Prime Minister Scott Morrison is confident none of his coalition colleagues will get in the way of changes to ensure no school can exclude LGBT students.
A controversial review of religious freedoms has recommended allowing religious schools to discriminate against students on the basis of their sexuality.
But Mr Morrison revealed on Saturday the coalition would reject the advice, opting instead to strengthen discrimination laws to make sure no school can discriminate against LGBT young people.
The prime minister said he does not forsee any problems with the position in his own party room.
It was reached after discussions with his cabinet.
"I have only had strong messages of support from my colleagues," he told reporters in Adelaide on Sunday.
Religious schools have not been excluding LGBT students despite Labor introducing the current arrangements in 2013, he stressed.
But he said the prospect has been causing "unnecessary anxiety", which the coalition will aim to fix in the coming fortnight.
"I hope we can do that without a whole bunch of posturing and hoopla, that we just actually get on with it. No one goes into point scoring.

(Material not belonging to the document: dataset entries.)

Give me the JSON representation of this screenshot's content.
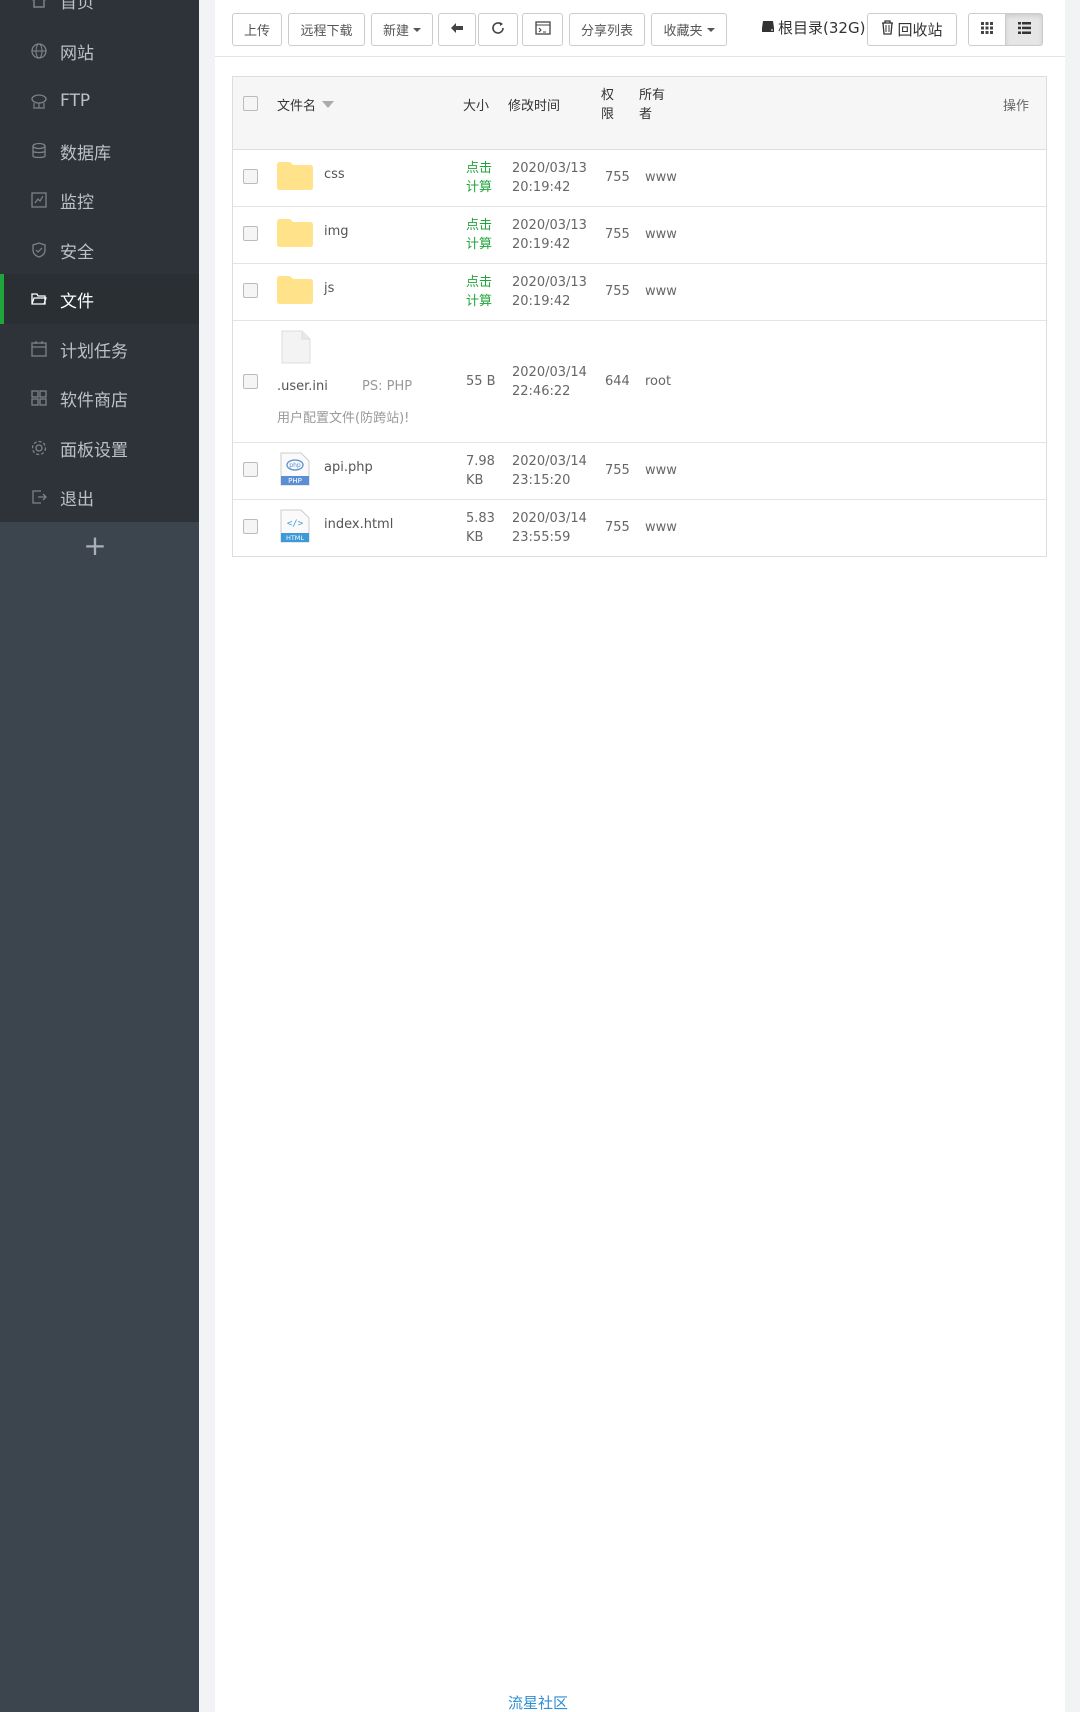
{
  "sidebar": {
    "items": [
      {
        "label": "首页",
        "icon": "home-icon"
      },
      {
        "label": "网站",
        "icon": "globe-icon"
      },
      {
        "label": "FTP",
        "icon": "ftp-icon"
      },
      {
        "label": "数据库",
        "icon": "database-icon"
      },
      {
        "label": "监控",
        "icon": "monitor-icon"
      },
      {
        "label": "安全",
        "icon": "shield-icon"
      },
      {
        "label": "文件",
        "icon": "folder-open-icon",
        "active": true
      },
      {
        "label": "计划任务",
        "icon": "calendar-icon"
      },
      {
        "label": "软件商店",
        "icon": "apps-icon"
      },
      {
        "label": "面板设置",
        "icon": "gear-icon"
      },
      {
        "label": "退出",
        "icon": "logout-icon"
      }
    ],
    "add_label": "+"
  },
  "toolbar": {
    "upload": "上传",
    "remote_download": "远程下载",
    "new": "新建",
    "share_list": "分享列表",
    "favorites": "收藏夹",
    "disk": "根目录(32G)",
    "recycle": "回收站"
  },
  "table": {
    "headers": {
      "name": "文件名",
      "size": "大小",
      "mtime": "修改时间",
      "perm": "权限",
      "owner": "所有者",
      "ops": "操作"
    },
    "rows": [
      {
        "name": "css",
        "type": "folder",
        "size": "点击计算",
        "date": "2020/03/13",
        "time": "20:19:42",
        "perm": "755",
        "owner": "www"
      },
      {
        "name": "img",
        "type": "folder",
        "size": "点击计算",
        "date": "2020/03/13",
        "time": "20:19:42",
        "perm": "755",
        "owner": "www"
      },
      {
        "name": "js",
        "type": "folder",
        "size": "点击计算",
        "date": "2020/03/13",
        "time": "20:19:42",
        "perm": "755",
        "owner": "www"
      },
      {
        "name": ".user.ini",
        "type": "file",
        "note": "PS: PHP用户配置文件(防跨站)!",
        "size": "55 B",
        "date": "2020/03/14",
        "time": "22:46:22",
        "perm": "644",
        "owner": "root"
      },
      {
        "name": "api.php",
        "type": "php",
        "size": "7.98 KB",
        "date": "2020/03/14",
        "time": "23:15:20",
        "perm": "755",
        "owner": "www"
      },
      {
        "name": "index.html",
        "type": "html",
        "size": "5.83 KB",
        "date": "2020/03/14",
        "time": "23:55:59",
        "perm": "755",
        "owner": "www"
      }
    ]
  },
  "footer": {
    "link": "流星社区"
  },
  "colors": {
    "accent": "#20a53a",
    "sidebar": "#3c444d",
    "link": "#2e8ed6",
    "folder": "#ffe289"
  }
}
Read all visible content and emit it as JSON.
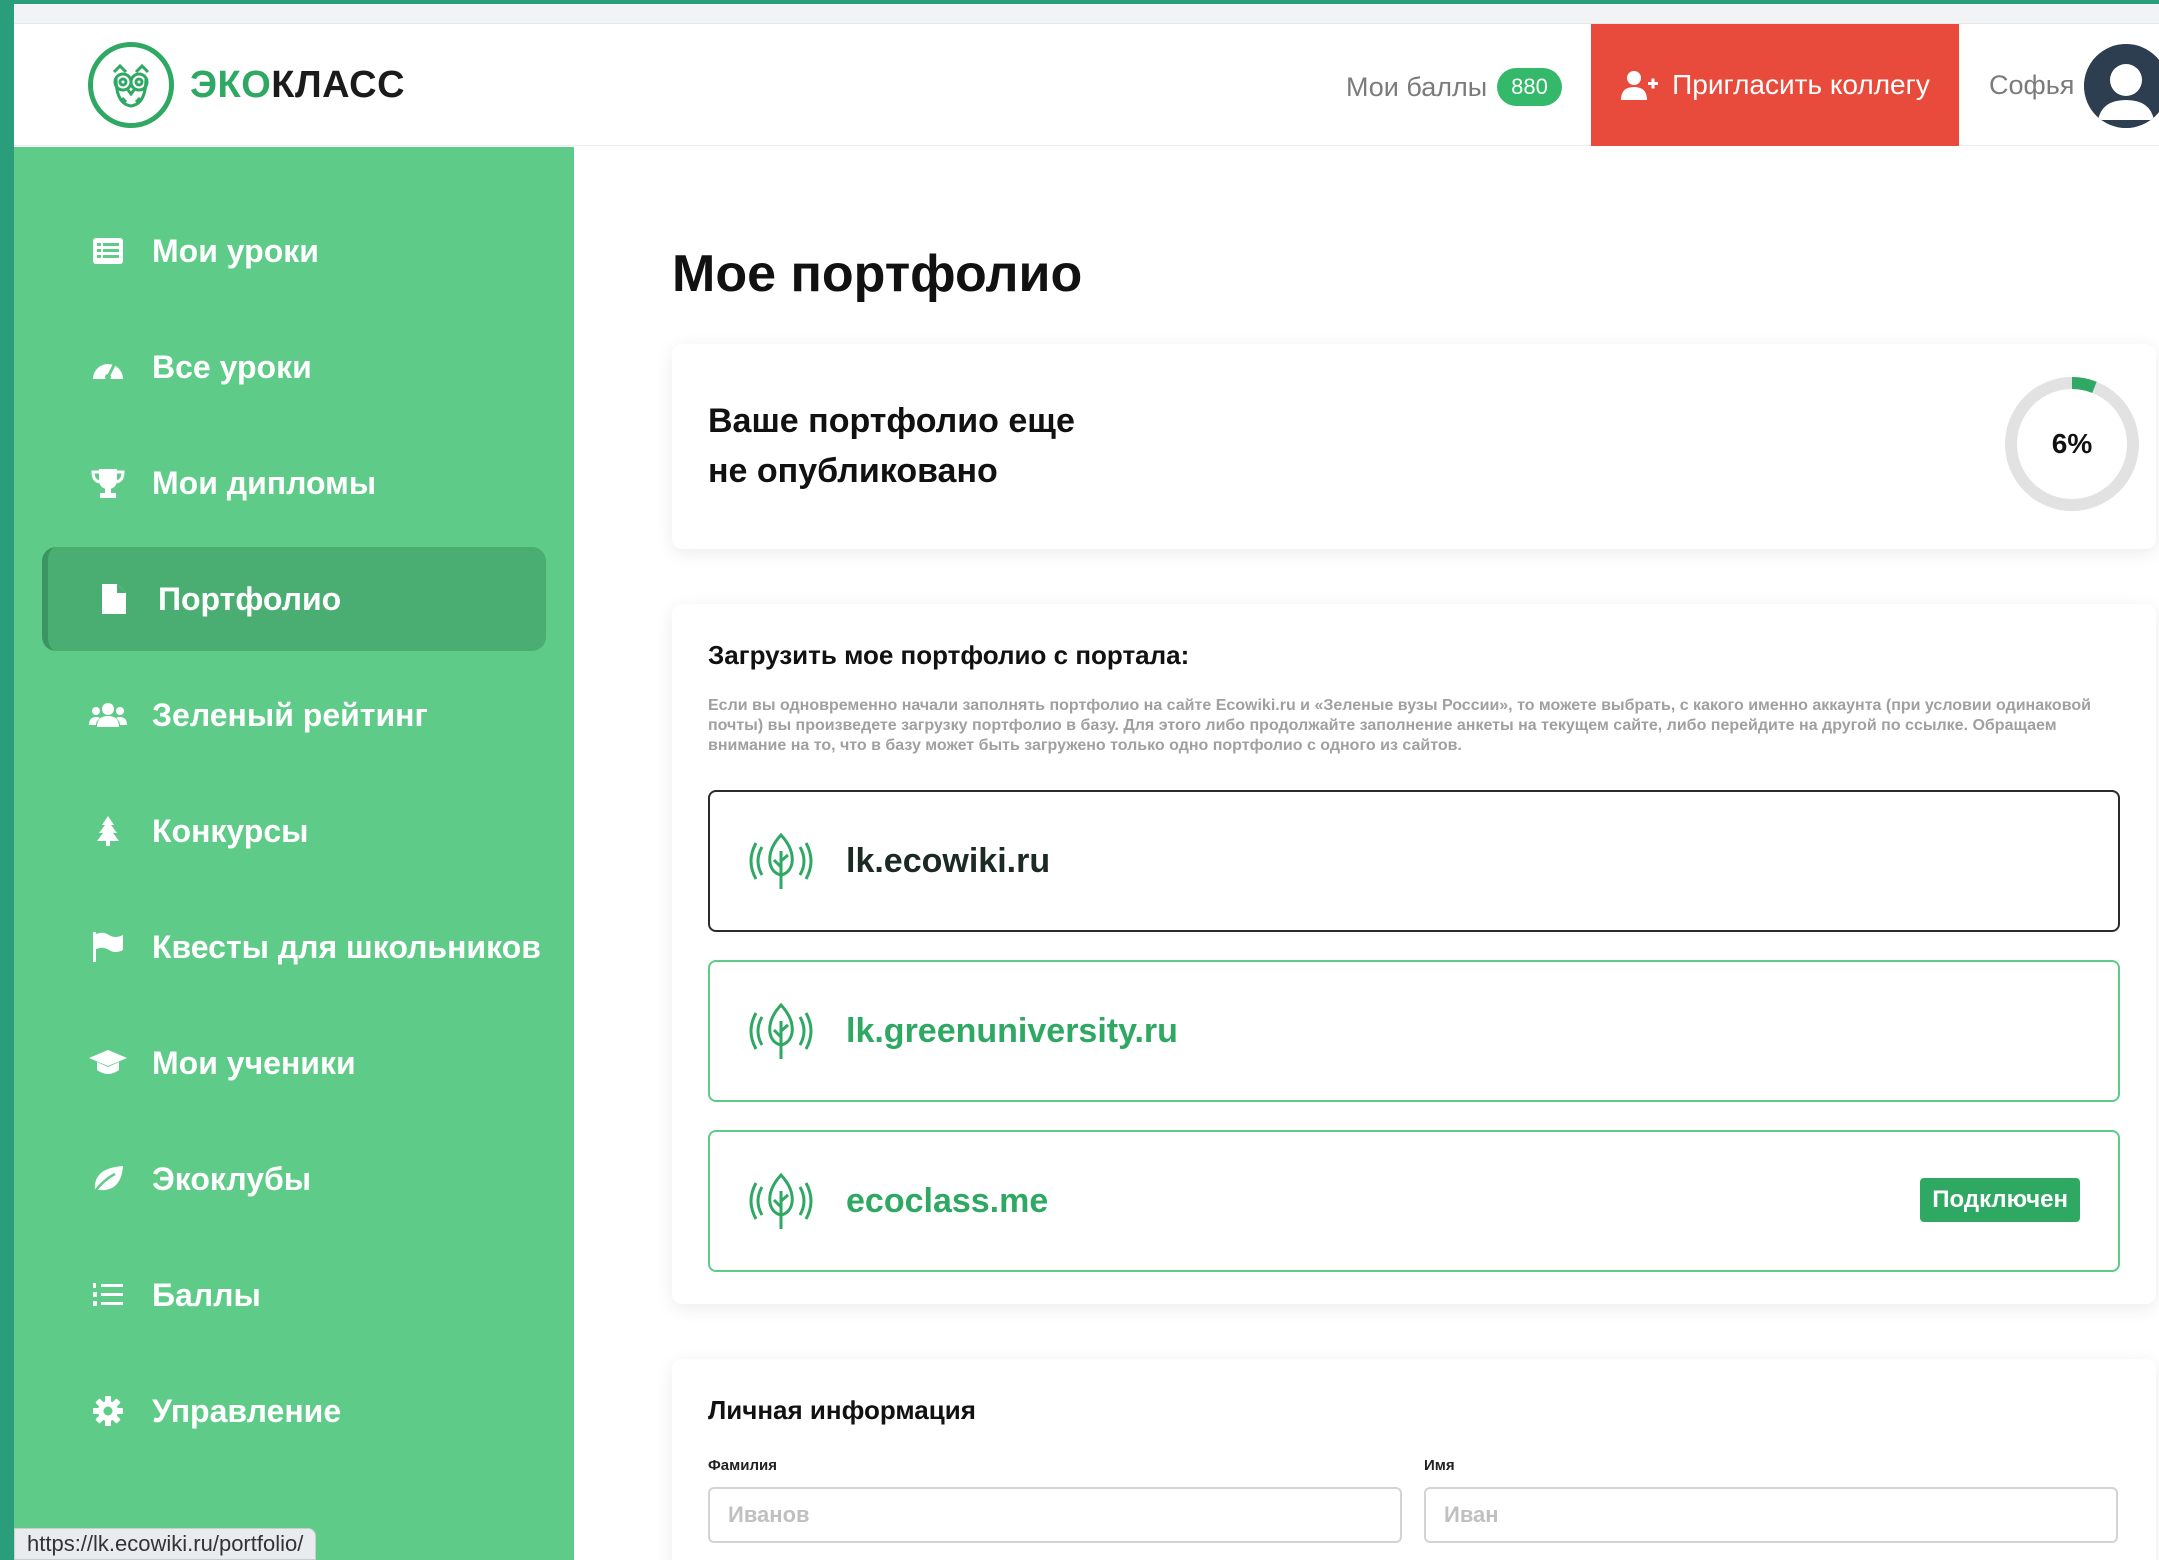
{
  "header": {
    "logo_eco": "ЭКО",
    "logo_rest": "КЛАСС",
    "points_label": "Мои баллы",
    "points_value": "880",
    "invite_label": "Пригласить коллегу",
    "username": "Софья"
  },
  "sidebar": {
    "items": [
      {
        "label": "Мои уроки",
        "icon": "list-icon"
      },
      {
        "label": "Все уроки",
        "icon": "dashboard-icon"
      },
      {
        "label": "Мои дипломы",
        "icon": "trophy-icon"
      },
      {
        "label": "Портфолио",
        "icon": "file-icon",
        "active": true
      },
      {
        "label": "Зеленый рейтинг",
        "icon": "users-icon"
      },
      {
        "label": "Конкурсы",
        "icon": "tree-icon"
      },
      {
        "label": "Квесты для школьников",
        "icon": "flag-icon"
      },
      {
        "label": "Мои ученики",
        "icon": "graduation-cap-icon"
      },
      {
        "label": "Экоклубы",
        "icon": "leaf-icon"
      },
      {
        "label": "Баллы",
        "icon": "list-ordered-icon"
      },
      {
        "label": "Управление",
        "icon": "gear-icon"
      }
    ]
  },
  "status_url": "https://lk.ecowiki.ru/portfolio/",
  "main": {
    "title": "Мое портфолио",
    "status": {
      "text_line1": "Ваше портфолио еще",
      "text_line2": "не опубликовано",
      "progress_label": "6%",
      "progress_value": 0.06
    },
    "import": {
      "title": "Загрузить мое портфолио с портала:",
      "description": "Если вы одновременно начали заполнять портфолио на сайте Ecowiki.ru и «Зеленые вузы России», то можете выбрать, с какого именно аккаунта (при условии одинаковой почты) вы произведете загрузку портфолио в базу. Для этого либо продолжайте заполнение анкеты на текущем сайте, либо перейдите на другой по ссылке. Обращаем внимание на то, что в базу может быть загружено только одно портфолио с одного из сайтов.",
      "portals": [
        {
          "name": "lk.ecowiki.ru",
          "style": "dark"
        },
        {
          "name": "lk.greenuniversity.ru",
          "style": "green"
        },
        {
          "name": "ecoclass.me",
          "style": "green",
          "badge": "Подключен"
        }
      ]
    },
    "personal": {
      "title": "Личная информация",
      "surname_label": "Фамилия",
      "surname_placeholder": "Иванов",
      "name_label": "Имя",
      "name_placeholder": "Иван"
    }
  },
  "colors": {
    "sidebar": "#5ecb88",
    "sidebar_active": "#4aae72",
    "brand_green": "#2ea863",
    "invite_red": "#e84a3c"
  }
}
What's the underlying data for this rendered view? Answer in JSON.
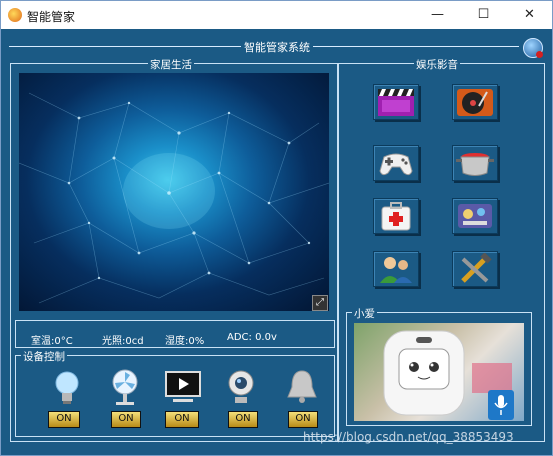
{
  "window": {
    "title": "智能管家",
    "minimize_glyph": "—",
    "maximize_glyph": "☐",
    "close_glyph": "✕"
  },
  "system_title": "智能管家系统",
  "sections": {
    "home": "家居生活",
    "entertainment": "娱乐影音",
    "device_control": "设备控制",
    "xiaoai": "小爱"
  },
  "sensors": {
    "temperature": "室温:0°C",
    "light": "光照:0cd",
    "humidity": "湿度:0%",
    "adc": "ADC: 0.0v"
  },
  "devices": [
    {
      "name": "lamp",
      "icon": "light-bulb-icon",
      "state": "ON"
    },
    {
      "name": "fan",
      "icon": "fan-icon",
      "state": "ON"
    },
    {
      "name": "tv",
      "icon": "play-screen-icon",
      "state": "ON"
    },
    {
      "name": "camera",
      "icon": "webcam-icon",
      "state": "ON"
    },
    {
      "name": "alarm",
      "icon": "bell-icon",
      "state": "ON"
    }
  ],
  "apps": [
    {
      "icon": "video-clapper-icon"
    },
    {
      "icon": "record-player-icon"
    },
    {
      "icon": "gamepad-icon"
    },
    {
      "icon": "cooking-pot-icon"
    },
    {
      "icon": "first-aid-kit-icon"
    },
    {
      "icon": "settings-app-icon"
    },
    {
      "icon": "users-icon"
    },
    {
      "icon": "tools-icon"
    }
  ],
  "watermark": "https://blog.csdn.net/qq_38853493"
}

We just get it done," he said.
The Greens are pushing for an amendment to the coalition's proposed law that would also protect LGBT teachers from being excluded.
Labor leader Bill Shorten says it's right to have a discussion on that issue.
"It's probably time to have a conversation about what other exemptions to discrimination we provide against teachers in our school system. So let's have that conversation," he told reporters in Melbourne on Sunday.
But the opposition is calling for the government to release the full review into religious freedoms, led by former Liberal minister Philip Ruddock.
So far only the report's recommendations are public, having been leaked to the media this week.
The report had first been handed to Prime Minister Malcolm Turnbull in May.
"The first thing we need to do is find out what is in the review, what have the experts said? I'm sure the experts don't mind telling us," Mr Shorten said.